These plans will now go before the full council on November 4 for a final decision.
The council has pinned the need for budget cuts on reduced government funding and the increasing demand for core services, such as social care.
County council leader, Cllr Keith Mans, said: 'The council has a strong track record of financial stewardship alongside high performance, and we continue to apply these strengths to the ongoing budget pressures.
'Our ambition in this round is to achieve these two-year savings by managing inflation and demand pressures across services, rather than reducing overall spending in key areas.
'This will also enable us to consider additional spending in the budget of a further £7m in the maintenance of Hampshire’s roads, over £3m per annum to boost children’s social care and investing up to £22m in our capital programme to support the social care needs of younger adults and those leaving hospital.'
As previously reported by the Local Democracy Reporting Service, £40.6m is set to be cut from the adult services and public health budget, with a futher £20m slashed from children's services and £3.3m from culture and communities.
A six-week public consultation was run between June 7 and July 18, asking members of the public for their thoughts on the budget cuts.
The impact of the Covid-19 pandemic has also been felt, with councils having to spend more to keep vital services afloat.
Cllr Mans added that there are 'some extremely hard decisions' ahead for the council.
'We face our biggest challenge to date – and regardless of government’s recent announcement of adult social care reforms, which do not address at all the burgeoning longer-term costs from continued growing demand within this sector,' he said.

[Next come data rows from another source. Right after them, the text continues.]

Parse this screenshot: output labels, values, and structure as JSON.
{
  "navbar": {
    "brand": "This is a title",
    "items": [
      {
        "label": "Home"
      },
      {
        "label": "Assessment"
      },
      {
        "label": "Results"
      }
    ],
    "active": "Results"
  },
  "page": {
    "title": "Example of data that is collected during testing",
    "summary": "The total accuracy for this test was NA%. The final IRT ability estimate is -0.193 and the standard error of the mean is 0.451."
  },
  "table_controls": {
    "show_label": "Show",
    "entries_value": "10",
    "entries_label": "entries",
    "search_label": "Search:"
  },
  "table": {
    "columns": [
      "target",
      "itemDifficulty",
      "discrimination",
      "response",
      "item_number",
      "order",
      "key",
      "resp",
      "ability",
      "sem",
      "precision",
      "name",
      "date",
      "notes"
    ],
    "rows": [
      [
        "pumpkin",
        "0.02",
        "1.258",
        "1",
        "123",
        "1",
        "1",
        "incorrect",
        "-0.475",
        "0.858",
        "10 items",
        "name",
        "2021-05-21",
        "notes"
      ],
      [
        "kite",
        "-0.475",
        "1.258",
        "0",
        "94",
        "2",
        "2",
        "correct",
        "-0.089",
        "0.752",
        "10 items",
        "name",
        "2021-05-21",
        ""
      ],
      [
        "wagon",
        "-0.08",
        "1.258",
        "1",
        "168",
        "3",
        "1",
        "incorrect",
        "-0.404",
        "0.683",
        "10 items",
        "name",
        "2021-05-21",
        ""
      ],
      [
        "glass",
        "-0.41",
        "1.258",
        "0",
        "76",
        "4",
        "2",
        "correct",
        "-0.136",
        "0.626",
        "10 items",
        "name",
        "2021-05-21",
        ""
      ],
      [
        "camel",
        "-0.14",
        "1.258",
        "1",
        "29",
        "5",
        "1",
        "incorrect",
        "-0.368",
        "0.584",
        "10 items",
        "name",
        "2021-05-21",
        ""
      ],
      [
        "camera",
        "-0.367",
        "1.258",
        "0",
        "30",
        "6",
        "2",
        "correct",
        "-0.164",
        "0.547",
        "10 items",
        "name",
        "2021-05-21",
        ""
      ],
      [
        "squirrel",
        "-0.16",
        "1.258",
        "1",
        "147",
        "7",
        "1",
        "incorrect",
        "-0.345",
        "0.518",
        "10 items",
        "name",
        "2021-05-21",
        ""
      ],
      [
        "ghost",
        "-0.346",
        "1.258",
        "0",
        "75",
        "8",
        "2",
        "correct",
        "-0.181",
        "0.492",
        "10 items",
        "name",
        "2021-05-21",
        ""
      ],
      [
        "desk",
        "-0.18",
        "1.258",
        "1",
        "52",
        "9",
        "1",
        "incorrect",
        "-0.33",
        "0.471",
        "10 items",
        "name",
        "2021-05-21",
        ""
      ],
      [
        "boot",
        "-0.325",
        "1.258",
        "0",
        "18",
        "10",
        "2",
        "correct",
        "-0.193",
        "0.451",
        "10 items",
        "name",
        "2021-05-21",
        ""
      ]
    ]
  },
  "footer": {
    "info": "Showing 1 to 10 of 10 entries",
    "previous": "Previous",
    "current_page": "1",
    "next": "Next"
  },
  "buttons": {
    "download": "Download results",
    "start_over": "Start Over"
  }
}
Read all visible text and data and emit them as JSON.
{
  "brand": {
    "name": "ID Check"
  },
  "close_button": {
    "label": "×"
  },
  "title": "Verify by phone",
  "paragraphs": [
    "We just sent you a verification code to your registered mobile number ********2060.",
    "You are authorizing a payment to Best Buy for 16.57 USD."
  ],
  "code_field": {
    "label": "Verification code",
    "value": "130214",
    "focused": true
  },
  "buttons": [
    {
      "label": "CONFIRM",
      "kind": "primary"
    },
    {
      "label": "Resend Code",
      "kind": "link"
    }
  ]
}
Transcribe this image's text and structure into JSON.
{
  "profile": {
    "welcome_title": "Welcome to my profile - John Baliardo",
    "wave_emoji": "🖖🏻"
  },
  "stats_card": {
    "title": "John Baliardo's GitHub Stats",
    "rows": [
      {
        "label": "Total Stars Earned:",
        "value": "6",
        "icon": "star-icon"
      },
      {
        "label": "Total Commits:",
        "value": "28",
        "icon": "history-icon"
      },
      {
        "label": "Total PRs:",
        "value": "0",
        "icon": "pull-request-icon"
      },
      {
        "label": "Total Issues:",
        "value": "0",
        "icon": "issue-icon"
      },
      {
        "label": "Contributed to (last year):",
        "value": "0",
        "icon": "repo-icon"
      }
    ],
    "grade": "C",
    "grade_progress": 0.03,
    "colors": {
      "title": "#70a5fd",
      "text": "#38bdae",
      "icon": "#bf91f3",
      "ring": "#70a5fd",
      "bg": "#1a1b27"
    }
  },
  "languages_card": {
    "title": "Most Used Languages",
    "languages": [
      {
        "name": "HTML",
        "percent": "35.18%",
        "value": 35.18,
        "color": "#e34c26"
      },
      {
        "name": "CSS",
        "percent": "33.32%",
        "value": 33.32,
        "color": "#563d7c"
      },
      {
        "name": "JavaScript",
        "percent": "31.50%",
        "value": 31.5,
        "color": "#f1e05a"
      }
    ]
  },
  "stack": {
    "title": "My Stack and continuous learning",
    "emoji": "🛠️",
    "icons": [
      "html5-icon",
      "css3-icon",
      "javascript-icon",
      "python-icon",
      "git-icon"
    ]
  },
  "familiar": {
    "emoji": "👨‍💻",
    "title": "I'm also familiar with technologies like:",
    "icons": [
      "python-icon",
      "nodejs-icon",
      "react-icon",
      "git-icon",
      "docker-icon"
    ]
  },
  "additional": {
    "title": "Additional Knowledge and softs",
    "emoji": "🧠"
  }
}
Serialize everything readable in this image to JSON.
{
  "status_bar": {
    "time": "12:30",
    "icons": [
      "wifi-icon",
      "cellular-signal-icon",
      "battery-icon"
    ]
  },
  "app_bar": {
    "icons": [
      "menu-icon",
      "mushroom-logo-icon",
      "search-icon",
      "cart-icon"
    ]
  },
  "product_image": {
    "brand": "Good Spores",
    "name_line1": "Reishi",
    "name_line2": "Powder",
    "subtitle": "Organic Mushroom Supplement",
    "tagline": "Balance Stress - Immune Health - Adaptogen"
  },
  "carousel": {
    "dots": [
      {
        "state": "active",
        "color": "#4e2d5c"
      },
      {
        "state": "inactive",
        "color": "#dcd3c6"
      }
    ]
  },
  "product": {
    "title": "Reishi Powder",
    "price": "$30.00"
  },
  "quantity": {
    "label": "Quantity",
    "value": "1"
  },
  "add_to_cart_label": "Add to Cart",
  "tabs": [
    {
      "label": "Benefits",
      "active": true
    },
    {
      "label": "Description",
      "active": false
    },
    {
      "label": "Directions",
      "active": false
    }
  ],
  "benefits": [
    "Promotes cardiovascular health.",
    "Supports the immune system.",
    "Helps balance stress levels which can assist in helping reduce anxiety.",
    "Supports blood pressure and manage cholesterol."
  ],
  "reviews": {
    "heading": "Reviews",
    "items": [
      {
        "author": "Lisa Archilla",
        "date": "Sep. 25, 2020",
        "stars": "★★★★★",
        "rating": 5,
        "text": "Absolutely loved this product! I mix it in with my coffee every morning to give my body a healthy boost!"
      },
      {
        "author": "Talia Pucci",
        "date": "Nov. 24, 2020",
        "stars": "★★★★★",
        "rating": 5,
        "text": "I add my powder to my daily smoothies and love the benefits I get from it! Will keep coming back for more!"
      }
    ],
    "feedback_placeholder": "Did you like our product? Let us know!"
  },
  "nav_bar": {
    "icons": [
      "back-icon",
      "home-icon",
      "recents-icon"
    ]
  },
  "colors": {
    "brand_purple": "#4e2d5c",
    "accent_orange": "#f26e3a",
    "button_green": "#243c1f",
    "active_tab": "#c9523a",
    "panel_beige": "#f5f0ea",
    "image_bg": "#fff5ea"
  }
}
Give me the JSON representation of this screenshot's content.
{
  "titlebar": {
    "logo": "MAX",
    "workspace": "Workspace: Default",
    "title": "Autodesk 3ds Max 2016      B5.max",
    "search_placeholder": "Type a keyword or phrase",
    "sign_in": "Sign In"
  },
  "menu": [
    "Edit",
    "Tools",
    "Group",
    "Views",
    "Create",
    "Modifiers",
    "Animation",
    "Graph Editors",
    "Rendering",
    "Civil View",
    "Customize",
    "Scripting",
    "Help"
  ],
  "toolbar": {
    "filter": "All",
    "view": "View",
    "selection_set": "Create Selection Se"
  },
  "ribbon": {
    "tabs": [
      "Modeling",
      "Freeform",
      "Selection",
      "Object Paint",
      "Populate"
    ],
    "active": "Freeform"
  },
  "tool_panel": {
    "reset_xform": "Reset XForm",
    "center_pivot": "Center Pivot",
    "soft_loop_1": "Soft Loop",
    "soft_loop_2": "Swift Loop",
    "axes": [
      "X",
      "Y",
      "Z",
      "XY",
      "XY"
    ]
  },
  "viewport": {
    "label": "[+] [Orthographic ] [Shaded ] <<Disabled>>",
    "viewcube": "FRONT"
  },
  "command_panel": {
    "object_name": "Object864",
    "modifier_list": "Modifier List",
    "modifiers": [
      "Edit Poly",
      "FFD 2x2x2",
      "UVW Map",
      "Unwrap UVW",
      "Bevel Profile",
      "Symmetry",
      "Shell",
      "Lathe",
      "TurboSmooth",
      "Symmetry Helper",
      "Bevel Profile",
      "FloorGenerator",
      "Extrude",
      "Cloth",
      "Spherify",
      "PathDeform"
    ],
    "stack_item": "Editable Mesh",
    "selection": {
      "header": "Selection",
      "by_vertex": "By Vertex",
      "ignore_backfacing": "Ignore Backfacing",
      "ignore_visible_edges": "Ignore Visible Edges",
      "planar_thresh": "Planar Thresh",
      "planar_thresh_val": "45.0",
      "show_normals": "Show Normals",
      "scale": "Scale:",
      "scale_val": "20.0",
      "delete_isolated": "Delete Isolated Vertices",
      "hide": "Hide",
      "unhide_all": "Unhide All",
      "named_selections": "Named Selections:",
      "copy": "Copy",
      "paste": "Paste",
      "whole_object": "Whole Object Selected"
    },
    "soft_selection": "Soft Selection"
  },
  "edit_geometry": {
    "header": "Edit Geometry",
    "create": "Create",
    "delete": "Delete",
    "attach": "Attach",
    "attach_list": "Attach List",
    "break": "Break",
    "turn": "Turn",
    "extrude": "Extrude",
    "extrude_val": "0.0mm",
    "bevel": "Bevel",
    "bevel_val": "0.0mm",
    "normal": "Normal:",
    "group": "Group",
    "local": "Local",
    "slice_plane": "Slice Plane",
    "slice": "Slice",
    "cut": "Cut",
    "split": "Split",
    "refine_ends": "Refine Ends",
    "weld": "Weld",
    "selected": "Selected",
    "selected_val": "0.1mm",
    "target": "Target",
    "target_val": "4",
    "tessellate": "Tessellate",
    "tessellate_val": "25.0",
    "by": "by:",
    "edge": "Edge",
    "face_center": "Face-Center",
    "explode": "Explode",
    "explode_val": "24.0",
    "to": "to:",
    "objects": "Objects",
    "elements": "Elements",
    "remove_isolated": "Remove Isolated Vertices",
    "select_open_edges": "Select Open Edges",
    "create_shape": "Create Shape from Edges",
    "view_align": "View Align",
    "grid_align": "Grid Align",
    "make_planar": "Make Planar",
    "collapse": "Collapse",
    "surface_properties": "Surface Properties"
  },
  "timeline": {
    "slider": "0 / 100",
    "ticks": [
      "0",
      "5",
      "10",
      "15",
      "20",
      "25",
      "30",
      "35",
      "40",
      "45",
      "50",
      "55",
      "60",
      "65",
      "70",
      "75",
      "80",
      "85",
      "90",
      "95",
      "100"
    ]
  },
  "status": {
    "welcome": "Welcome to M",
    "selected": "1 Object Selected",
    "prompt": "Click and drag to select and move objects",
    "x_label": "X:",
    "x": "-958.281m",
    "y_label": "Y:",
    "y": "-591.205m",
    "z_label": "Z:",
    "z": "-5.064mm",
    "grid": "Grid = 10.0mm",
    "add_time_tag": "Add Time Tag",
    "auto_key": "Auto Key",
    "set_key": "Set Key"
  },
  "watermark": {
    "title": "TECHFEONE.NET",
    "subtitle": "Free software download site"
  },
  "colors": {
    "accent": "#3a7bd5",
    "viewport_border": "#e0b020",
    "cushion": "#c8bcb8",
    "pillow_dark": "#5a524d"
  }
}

'Government must take action to address the national issue of growth in adults’ and children’s social care, as it’s simply not possible to keep reducing services to meet growth costs in others – a concern also shared by residents.'
Following full council and potential further consultation, the budget cuts will be prepared for a final consideration in February next year.
The county covers all of Hampshire except the Portsmouth and Southampton unitary authority areas. It imposes the lion’s share of tax in the area, alongside borough and district councils, the police and parish councils.